Wisely, Ponting didn’t claim that Australia was still the best side in the world. Shrewdly, he intimated that Australia could win every Test it played in Australia this year. If Australia didn’t beat an under-strength New Zealand 2-0 something would be wrong but South Africa would be a different matter. Still it was only an intimation; there was a modicum of humility. Maybe Australia’s captain had taken time to think about virtuous pride. And grace.
The South Africans won their first-ever Test series in Australia 2-1 but when they had the top ranking to play for at home surprisingly went down to Australia by the same margin. The Ashes would be up for grabs with two mediocre sides fighting for supremacy. A tantalising series saw England triumph at The Oval and gave Ricky Ponting the unenviable record of being the only Australian captain apart from Billy Murdoch (in 1884 and 1890) to lose the Ashes twice in England. However, Ponting’s losing speech at series end was delivered with warmth and humour and was a great credit to him.
Australia ended up losing three Test series in 2008-09 but it immediately bounced back after the Ashes to beat England 6-1 in the one-day international matches and then go on to take the Champions Trophy in South Africa. Virtuous pride was again in the ascendant and after series wins over the West Indies, Pakistan and New Zealand in 2009-10 likely to remain there for a few months at least.
Bernard Whimpress is a freelance historian.
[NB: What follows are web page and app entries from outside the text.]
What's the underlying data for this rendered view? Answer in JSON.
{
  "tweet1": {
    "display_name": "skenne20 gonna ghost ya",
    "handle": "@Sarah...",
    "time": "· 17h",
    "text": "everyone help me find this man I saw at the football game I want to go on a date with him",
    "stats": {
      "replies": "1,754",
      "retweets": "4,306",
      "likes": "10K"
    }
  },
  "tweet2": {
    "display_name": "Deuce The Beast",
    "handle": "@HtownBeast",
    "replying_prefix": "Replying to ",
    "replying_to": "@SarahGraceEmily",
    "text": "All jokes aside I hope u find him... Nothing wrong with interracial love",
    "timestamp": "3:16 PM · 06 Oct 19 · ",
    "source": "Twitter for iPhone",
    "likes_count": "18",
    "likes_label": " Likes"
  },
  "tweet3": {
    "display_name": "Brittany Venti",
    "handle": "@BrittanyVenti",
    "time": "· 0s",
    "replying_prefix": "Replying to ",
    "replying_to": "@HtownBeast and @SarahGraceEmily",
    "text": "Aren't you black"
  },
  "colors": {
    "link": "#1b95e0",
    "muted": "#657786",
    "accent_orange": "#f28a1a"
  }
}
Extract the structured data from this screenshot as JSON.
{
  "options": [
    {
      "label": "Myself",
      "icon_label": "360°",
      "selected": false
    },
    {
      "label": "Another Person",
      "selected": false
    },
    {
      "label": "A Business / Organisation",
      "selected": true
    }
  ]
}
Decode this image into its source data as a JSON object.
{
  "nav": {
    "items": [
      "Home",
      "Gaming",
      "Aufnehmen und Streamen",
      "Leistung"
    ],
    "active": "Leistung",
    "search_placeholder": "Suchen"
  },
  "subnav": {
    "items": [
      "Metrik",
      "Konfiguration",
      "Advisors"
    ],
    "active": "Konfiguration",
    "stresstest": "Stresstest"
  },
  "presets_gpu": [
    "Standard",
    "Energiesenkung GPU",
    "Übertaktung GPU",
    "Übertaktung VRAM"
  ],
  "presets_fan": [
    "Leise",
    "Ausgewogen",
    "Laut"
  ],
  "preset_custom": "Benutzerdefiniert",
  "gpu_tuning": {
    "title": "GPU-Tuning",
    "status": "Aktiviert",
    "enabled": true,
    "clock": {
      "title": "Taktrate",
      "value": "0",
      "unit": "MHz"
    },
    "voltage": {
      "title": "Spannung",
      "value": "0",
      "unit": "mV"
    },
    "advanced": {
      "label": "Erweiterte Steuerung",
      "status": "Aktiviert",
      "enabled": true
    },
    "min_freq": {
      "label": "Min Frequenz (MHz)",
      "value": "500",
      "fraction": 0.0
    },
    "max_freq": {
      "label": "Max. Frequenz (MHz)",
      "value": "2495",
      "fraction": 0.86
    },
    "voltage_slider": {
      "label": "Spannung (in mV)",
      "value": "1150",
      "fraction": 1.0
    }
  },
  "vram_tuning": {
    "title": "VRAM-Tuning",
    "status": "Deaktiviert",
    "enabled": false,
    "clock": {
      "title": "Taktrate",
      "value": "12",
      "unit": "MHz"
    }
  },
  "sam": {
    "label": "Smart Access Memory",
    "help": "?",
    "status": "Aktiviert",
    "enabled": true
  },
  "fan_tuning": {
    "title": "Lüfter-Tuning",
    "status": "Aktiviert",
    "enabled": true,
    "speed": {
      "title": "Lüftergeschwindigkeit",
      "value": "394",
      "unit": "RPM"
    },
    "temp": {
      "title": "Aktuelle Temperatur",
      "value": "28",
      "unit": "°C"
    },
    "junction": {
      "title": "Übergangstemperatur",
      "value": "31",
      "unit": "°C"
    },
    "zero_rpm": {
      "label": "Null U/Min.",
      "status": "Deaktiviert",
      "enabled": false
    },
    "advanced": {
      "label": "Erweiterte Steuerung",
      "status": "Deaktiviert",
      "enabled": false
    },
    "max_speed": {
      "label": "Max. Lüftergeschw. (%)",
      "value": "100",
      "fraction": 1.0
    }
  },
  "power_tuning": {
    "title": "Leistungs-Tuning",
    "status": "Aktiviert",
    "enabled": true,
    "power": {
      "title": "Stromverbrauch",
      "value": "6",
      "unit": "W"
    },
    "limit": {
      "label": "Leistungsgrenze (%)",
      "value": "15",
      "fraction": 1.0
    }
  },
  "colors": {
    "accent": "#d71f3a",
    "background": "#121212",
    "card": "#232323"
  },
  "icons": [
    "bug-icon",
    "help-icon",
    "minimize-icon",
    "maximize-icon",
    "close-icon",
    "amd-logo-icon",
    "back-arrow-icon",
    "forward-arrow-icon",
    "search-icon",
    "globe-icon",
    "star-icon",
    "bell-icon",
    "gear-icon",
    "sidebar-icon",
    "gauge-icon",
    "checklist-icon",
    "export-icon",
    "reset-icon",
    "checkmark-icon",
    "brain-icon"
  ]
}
 This essay contrasts pride as a virtue and pride as a vice. It was first delivered as a paper at the conference ‘Pride, Prejudice, Power and Race in World Cricket’ held at the University of South Australia and the University of Adelaide on 26 and 27 November 2008 and finally updated in May 2010.
 Thomas, ‘The Virtue of Pride’, www.objectivistcenter.org/cth-125-The_Virtue_Pride (accessed 2 November 2008).
 Booth, B., ‘The Curse of Sledging’, Wisden Cricketers’ Almanack Australia 2002-03, p. 20.
 Ibid., p. 25.
 Coward, M., Chapter 2 ‘Captivated’ in Fahey, M. and Coward, M., The Baggy Green: The pride, passion and history of Australia’s sporting icon, Pennant Hills, NSW, 2008, pp. 5-26.
 Ibid., 16.
 ‘Ponting and the over-rate fiasco’,
http://content-aus.cricinfo.com/magazine/content/current/story/377739.html (accessed 9 November 2008).
James, C.L.R., ‘Gower to Lead England’, and ‘The Captain and his Team: An Injustice to Gower’, Race Today, May/June 1983 and October/November 1983 in A Majestic Innings: Writings on Cricket, London, 2006, pp. 284-290.
 ‘Ponting predicts return to winning ways’,
http://content-aus.cricinfo.com/indvaus2008/content/story/377900.html (accessed 15 November 2008).
 McArdle, B., ‘Mixed messages raise questions’, Age, 15 November 2008, Sport, p. 10.
 ‘Ponting predicts return to winning ways’.